Lots of Bytes
When you start talking about lots of bytes, you get into prefixes like kilo, mega and giga, as in kilobyte, megabyte and gigabyte (also shortened to K, M and G, as in Kbytes, Mbytes and Gbytes or KB, MB and GB). The following table shows the multipliers:

Name
Abbr.
Size
Kilo
K
2^10 = 1,024
Mega
M
2^20 = 1,048,576
Giga
G
2^30 = 1,073,741,824
Tera
T
2^40 = 1,099,511,627,776
Peta
P
2^50 = 1,125,899,906,842,624
Exa
E
2^60 = 1,152,921,504,606,846,976
Zetta
Z
2^70 = 1,180,591,620,717,411,303,424
Yotta
Y
2^80 = 1,208,925,819,614,629,174,706,176

You can see in this chart that kilo is about a thousand, mega is about a million, giga is about a billion, and so on. So when someone says, "This computer has a 2 gig hard drive," what he or she means is that the hard drive stores 2 gigabytes, or approximately 2 billion bytes, or exactly 2,147,483,648 bytes. How could you possibly need 2 gigabytes of space? When you consider that one CD holds 650 megabytes, you can see that just three CDs worth of data will fill the whole thing!
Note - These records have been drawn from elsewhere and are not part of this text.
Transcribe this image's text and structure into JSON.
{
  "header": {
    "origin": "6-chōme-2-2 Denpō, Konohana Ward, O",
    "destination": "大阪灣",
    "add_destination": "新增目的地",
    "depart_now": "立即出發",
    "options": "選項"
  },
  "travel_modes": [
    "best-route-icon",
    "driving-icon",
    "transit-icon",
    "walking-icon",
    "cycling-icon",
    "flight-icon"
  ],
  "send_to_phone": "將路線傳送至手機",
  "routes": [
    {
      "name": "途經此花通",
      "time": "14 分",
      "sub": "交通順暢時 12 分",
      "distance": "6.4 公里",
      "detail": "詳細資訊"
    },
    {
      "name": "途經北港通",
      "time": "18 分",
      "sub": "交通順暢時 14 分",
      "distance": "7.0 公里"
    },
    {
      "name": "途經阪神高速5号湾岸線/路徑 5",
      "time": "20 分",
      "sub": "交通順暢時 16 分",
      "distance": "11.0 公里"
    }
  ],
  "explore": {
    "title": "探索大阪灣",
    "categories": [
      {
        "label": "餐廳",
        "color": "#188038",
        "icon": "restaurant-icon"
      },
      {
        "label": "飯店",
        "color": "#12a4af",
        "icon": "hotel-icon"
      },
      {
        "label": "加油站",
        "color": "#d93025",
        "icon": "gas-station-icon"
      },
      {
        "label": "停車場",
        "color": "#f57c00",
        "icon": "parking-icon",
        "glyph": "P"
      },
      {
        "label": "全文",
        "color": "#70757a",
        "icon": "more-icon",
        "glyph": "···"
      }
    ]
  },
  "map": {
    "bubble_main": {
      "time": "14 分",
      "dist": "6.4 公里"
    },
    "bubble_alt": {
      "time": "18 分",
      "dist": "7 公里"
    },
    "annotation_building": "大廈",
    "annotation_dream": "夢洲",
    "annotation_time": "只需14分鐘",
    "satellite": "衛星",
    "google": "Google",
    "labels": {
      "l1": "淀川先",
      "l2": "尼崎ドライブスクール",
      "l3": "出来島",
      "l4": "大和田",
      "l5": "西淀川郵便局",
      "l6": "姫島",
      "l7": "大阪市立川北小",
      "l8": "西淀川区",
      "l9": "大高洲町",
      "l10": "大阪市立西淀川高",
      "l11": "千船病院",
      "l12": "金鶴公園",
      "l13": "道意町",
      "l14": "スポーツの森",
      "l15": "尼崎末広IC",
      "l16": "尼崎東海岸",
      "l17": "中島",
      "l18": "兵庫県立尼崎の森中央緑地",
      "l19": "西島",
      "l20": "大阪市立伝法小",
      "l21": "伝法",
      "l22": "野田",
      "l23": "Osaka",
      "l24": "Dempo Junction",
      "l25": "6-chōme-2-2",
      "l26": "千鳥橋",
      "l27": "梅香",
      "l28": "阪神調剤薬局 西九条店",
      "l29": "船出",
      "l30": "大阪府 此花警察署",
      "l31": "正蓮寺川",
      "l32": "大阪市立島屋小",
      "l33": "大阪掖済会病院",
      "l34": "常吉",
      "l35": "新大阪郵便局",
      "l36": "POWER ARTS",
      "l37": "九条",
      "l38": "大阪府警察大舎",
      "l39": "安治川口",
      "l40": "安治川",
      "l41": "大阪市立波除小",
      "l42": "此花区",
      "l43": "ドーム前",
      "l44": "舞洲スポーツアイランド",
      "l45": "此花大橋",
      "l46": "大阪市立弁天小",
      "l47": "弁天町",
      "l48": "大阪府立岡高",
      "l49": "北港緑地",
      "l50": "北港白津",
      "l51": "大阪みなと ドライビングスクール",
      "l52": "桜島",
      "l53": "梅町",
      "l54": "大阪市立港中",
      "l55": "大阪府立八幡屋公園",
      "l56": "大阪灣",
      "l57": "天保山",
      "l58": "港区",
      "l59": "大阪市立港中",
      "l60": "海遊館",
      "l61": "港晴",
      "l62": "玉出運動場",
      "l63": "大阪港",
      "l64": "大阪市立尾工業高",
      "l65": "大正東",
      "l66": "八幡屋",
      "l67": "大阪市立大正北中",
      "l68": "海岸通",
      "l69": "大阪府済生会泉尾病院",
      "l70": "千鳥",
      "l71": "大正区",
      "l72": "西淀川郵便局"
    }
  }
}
Terabyte databases are fairly common these days, and there are probably a few petabyte databases floating around the Pentagon by now.